221(g) & Visa Refusal
The purpose of this blog post is to explain the common reason for visa application rejection under INA Section 221(g) and how it affects future visa applications.
When an individual applies for an L-1, B-1, F-1, H-1B, or other nonimmigrant visa at the U.S. consulate abroad, it is not uncommon to be initially refused under Section 221(g) of the Immigration and Nationality Act (INA). This broad provision applies to a wide variety of visa application issues, including some that are minor and temporary.
Under INA 221(g), a consular officer is permitted to request additional information before making a decision on a visa application. This can occur if there is a problem or additional information is required in a case, even if the matter is minor or temporary. Examples of situations where 221(g) may be applied include when the employer’s petition approval is not yet in the Petition Information Management Service (PIMS) system, when additional information is needed about the employees work, or when the case needs to undergo further security checks.
However, it is important to note that many cases can be approved after an INA 221(g) refusal. Security checks can clear, PIMS can be updated, and missing documents can often be provided. Therefore, it is possible for someone who received an INA 221(g) refusal to ultimately obtain a visa and enter the United States. Additionally, a 221(g) refusal does not mean that an applicant is not eligible for a different visa.
It’s also important to note that an INA 221(g) refusal must be revealed on future visa applications. This is the case even if the matter that created the INA 221(g) refusal was later overcome and the visa was issued. For VWP (Visa Waiver Program) travelers, this means that they may need to apply for a visa at the appropriate consulate, rather than using the VWP program after an 221(g) Refusal.
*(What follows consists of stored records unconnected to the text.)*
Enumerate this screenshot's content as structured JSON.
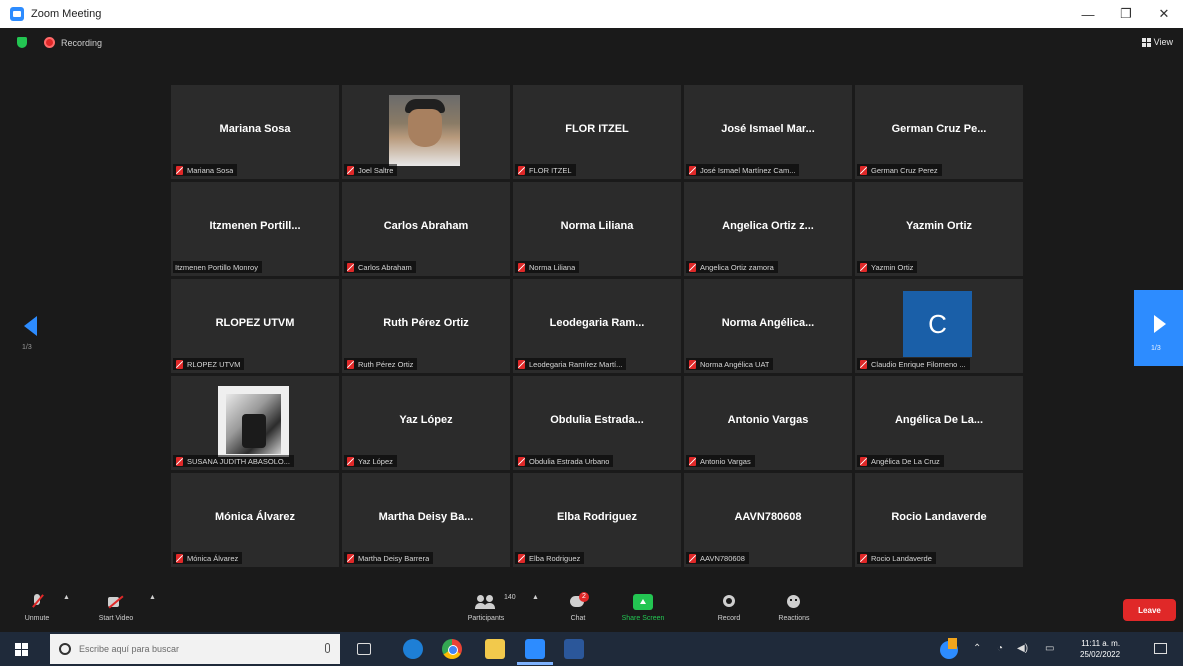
{
  "window": {
    "title": "Zoom Meeting",
    "minimize": "—",
    "restore": "❐",
    "close": "✕"
  },
  "topbar": {
    "recording_label": "Recording",
    "view_label": "View"
  },
  "participants": [
    {
      "display": "Mariana Sosa",
      "tag": "Mariana Sosa",
      "muted": true
    },
    {
      "display": "",
      "tag": "Joel Saltre",
      "muted": true,
      "photo": "face"
    },
    {
      "display": "FLOR ITZEL",
      "tag": "FLOR ITZEL",
      "muted": true
    },
    {
      "display": "José Ismael Mar...",
      "tag": "José Ismael Martínez Cam...",
      "muted": true
    },
    {
      "display": "German Cruz Pe...",
      "tag": "German Cruz Perez",
      "muted": true
    },
    {
      "display": "Itzmenen Portill...",
      "tag": "Itzmenen Portillo Monroy",
      "muted": false
    },
    {
      "display": "Carlos Abraham",
      "tag": "Carlos Abraham",
      "muted": true
    },
    {
      "display": "Norma Liliana",
      "tag": "Norma Liliana",
      "muted": true
    },
    {
      "display": "Angelica Ortiz z...",
      "tag": "Angelica Ortiz zamora",
      "muted": true
    },
    {
      "display": "Yazmin Ortiz",
      "tag": "Yazmin Ortiz",
      "muted": true
    },
    {
      "display": "RLOPEZ UTVM",
      "tag": "RLOPEZ UTVM",
      "muted": true
    },
    {
      "display": "Ruth Pérez Ortiz",
      "tag": "Ruth Pérez Ortiz",
      "muted": true
    },
    {
      "display": "Leodegaria Ram...",
      "tag": "Leodegaria Ramírez Martí...",
      "muted": true
    },
    {
      "display": "Norma Angélica...",
      "tag": "Norma Angélica UAT",
      "muted": true
    },
    {
      "display": "",
      "tag": "Claudio Enrique Filomeno ...",
      "muted": true,
      "avatar_letter": "C"
    },
    {
      "display": "",
      "tag": "SUSANA JUDITH ABASOLO...",
      "muted": true,
      "photo": "bw"
    },
    {
      "display": "Yaz López",
      "tag": "Yaz López",
      "muted": true
    },
    {
      "display": "Obdulia Estrada...",
      "tag": "Obdulia Estrada Urbano",
      "muted": true
    },
    {
      "display": "Antonio Vargas",
      "tag": "Antonio Vargas",
      "muted": true
    },
    {
      "display": "Angélica De La...",
      "tag": "Angélica De La Cruz",
      "muted": true
    },
    {
      "display": "Mónica Álvarez",
      "tag": "Mónica Álvarez",
      "muted": true
    },
    {
      "display": "Martha Deisy Ba...",
      "tag": "Martha Deisy Barrera",
      "muted": true
    },
    {
      "display": "Elba Rodriguez",
      "tag": "Elba Rodriguez",
      "muted": true
    },
    {
      "display": "AAVN780608",
      "tag": "AAVN780608",
      "muted": true
    },
    {
      "display": "Rocio Landaverde",
      "tag": "Rocio Landaverde",
      "muted": true
    }
  ],
  "pager": {
    "left_page": "1/3",
    "right_page": "1/3"
  },
  "toolbar": {
    "unmute_label": "Unmute",
    "start_video_label": "Start Video",
    "participants_label": "Participants",
    "participants_count": "140",
    "chat_label": "Chat",
    "chat_badge": "2",
    "share_label": "Share Screen",
    "record_label": "Record",
    "reactions_label": "Reactions",
    "leave_label": "Leave"
  },
  "taskbar": {
    "search_placeholder": "Escribe aquí para buscar",
    "time": "11:11 a. m.",
    "date": "25/02/2022"
  },
  "colors": {
    "zoom_blue": "#2d8cff",
    "recording_red": "#e02828",
    "share_green": "#23c552",
    "tile_bg": "#2b2b2b"
  },
  "icons": [
    "zoom-app-icon",
    "shield-icon",
    "record-dot-icon",
    "grid-view-icon",
    "mute-icon",
    "arrow-left-icon",
    "arrow-right-icon",
    "mic-icon",
    "camera-icon",
    "participants-icon",
    "chat-icon",
    "share-screen-icon",
    "record-icon",
    "reactions-icon",
    "windows-icon",
    "search-icon"
  ]
}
In conclusion, INA 221(g) is a common reason for visa application rejection and it is important to understand how it affects future visa applications and VWP travel.